What needs to be done: Check each line of the material below for the string "time" and reply with how many have it, nothing more.

Information:
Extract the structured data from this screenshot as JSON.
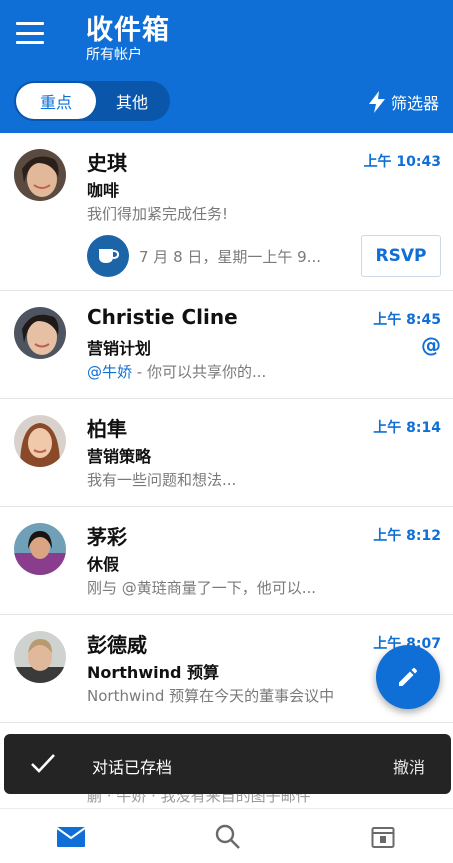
{
  "header": {
    "title": "收件箱",
    "subtitle": "所有帐户",
    "tabs": [
      {
        "label": "重点",
        "selected": true
      },
      {
        "label": "其他",
        "selected": false
      }
    ],
    "filter_label": "筛选器"
  },
  "messages": [
    {
      "sender": "史琪",
      "time": "上午 10:43",
      "subject": "咖啡",
      "preview": "我们得加紧完成任务!",
      "event_text": "7 月 8 日，星期一上午 9...",
      "rsvp_label": "RSVP"
    },
    {
      "sender": "Christie Cline",
      "time": "上午 8:45",
      "subject": "营销计划",
      "preview_mention": "@牛娇",
      "preview": " - 你可以共享你的...",
      "at_symbol": "@"
    },
    {
      "sender": "柏隼",
      "time": "上午 8:14",
      "subject": "营销策略",
      "preview": "我有一些问题和想法..."
    },
    {
      "sender": "茅彩",
      "time": "上午 8:12",
      "subject": "休假",
      "preview": "刚与 @黄琏商量了一下，他可以..."
    },
    {
      "sender": "彭德威",
      "time": "上午 8:07",
      "subject": "Northwind 预算",
      "preview": "Northwind 预算在今天的董事会议中"
    }
  ],
  "snackbar": {
    "message": "对话已存档",
    "action": "撤消"
  },
  "peek_text": "蒯 · 牛娇 · 我没有来自的图子邮件",
  "colors": {
    "accent": "#0f6fd6",
    "snackbar": "#242424"
  }
}
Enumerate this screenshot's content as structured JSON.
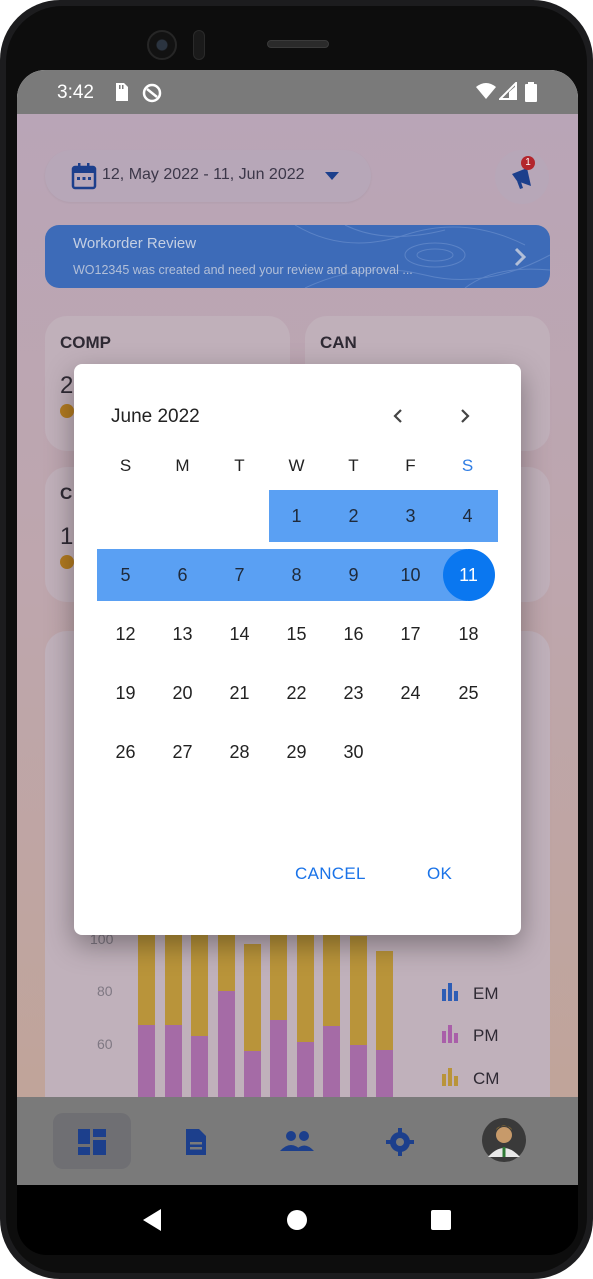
{
  "status": {
    "time": "3:42"
  },
  "header": {
    "date_range": "12, May 2022 - 11, Jun 2022",
    "notification_count": "1"
  },
  "banner": {
    "title": "Workorder Review",
    "subtitle": "WO12345 was created and need your review and approval ..."
  },
  "kpis": [
    {
      "label": "COMP",
      "value": "2"
    },
    {
      "label": "CAN",
      "value": ""
    },
    {
      "label": "C",
      "value": "1"
    }
  ],
  "chart": {
    "y_ticks": [
      "100",
      "80",
      "60"
    ],
    "legend": [
      {
        "name": "EM",
        "color": "#1f5fd0"
      },
      {
        "name": "PM",
        "color": "#b54fb0"
      },
      {
        "name": "CM",
        "color": "#c9991c"
      }
    ]
  },
  "dialog": {
    "month_label": "June 2022",
    "weekdays": [
      "S",
      "M",
      "T",
      "W",
      "T",
      "F",
      "S"
    ],
    "days": [
      "1",
      "2",
      "3",
      "4",
      "5",
      "6",
      "7",
      "8",
      "9",
      "10",
      "11",
      "12",
      "13",
      "14",
      "15",
      "16",
      "17",
      "18",
      "19",
      "20",
      "21",
      "22",
      "23",
      "24",
      "25",
      "26",
      "27",
      "28",
      "29",
      "30"
    ],
    "selected_day": "11",
    "range_days": [
      "1",
      "2",
      "3",
      "4",
      "5",
      "6",
      "7",
      "8",
      "9",
      "10",
      "11"
    ],
    "cancel_label": "CANCEL",
    "ok_label": "OK"
  },
  "colors": {
    "accent": "#1a73e8",
    "range": "#5aa0f3",
    "selected": "#0a77f0"
  }
}
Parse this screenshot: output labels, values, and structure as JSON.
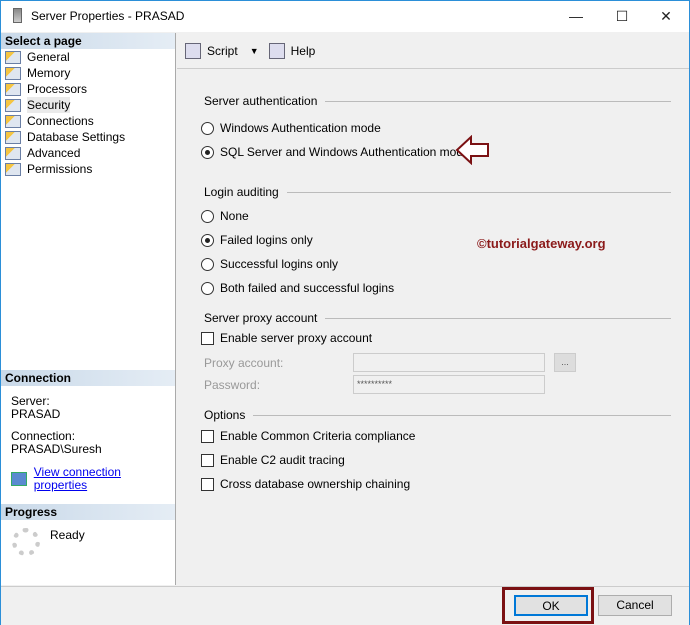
{
  "window": {
    "title": "Server Properties - PRASAD",
    "minimize": "—",
    "maximize": "☐",
    "close": "✕"
  },
  "sidebar": {
    "header": "Select a page",
    "items": [
      {
        "label": "General"
      },
      {
        "label": "Memory"
      },
      {
        "label": "Processors"
      },
      {
        "label": "Security"
      },
      {
        "label": "Connections"
      },
      {
        "label": "Database Settings"
      },
      {
        "label": "Advanced"
      },
      {
        "label": "Permissions"
      }
    ]
  },
  "connection": {
    "header": "Connection",
    "server_label": "Server:",
    "server": "PRASAD",
    "connection_label": "Connection:",
    "connection": "PRASAD\\Suresh",
    "link": "View connection properties"
  },
  "progress": {
    "header": "Progress",
    "status": "Ready"
  },
  "toolbar": {
    "script": "Script",
    "help": "Help"
  },
  "auth": {
    "title": "Server authentication",
    "options": [
      "Windows Authentication mode",
      "SQL Server and Windows Authentication mode"
    ],
    "selected": 1
  },
  "audit": {
    "title": "Login auditing",
    "options": [
      "None",
      "Failed logins only",
      "Successful logins only",
      "Both failed and successful logins"
    ],
    "selected": 1
  },
  "proxy": {
    "title": "Server proxy account",
    "enable": "Enable server proxy account",
    "account_label": "Proxy account:",
    "account_value": "",
    "password_label": "Password:",
    "password_value": "**********",
    "browse": "..."
  },
  "options": {
    "title": "Options",
    "items": [
      "Enable Common Criteria compliance",
      "Enable C2 audit tracing",
      "Cross database ownership chaining"
    ]
  },
  "watermark": "©tutorialgateway.org",
  "buttons": {
    "ok": "OK",
    "cancel": "Cancel"
  },
  "colors": {
    "highlight": "#7b1113",
    "link": "#0000ee"
  }
}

Written response: 6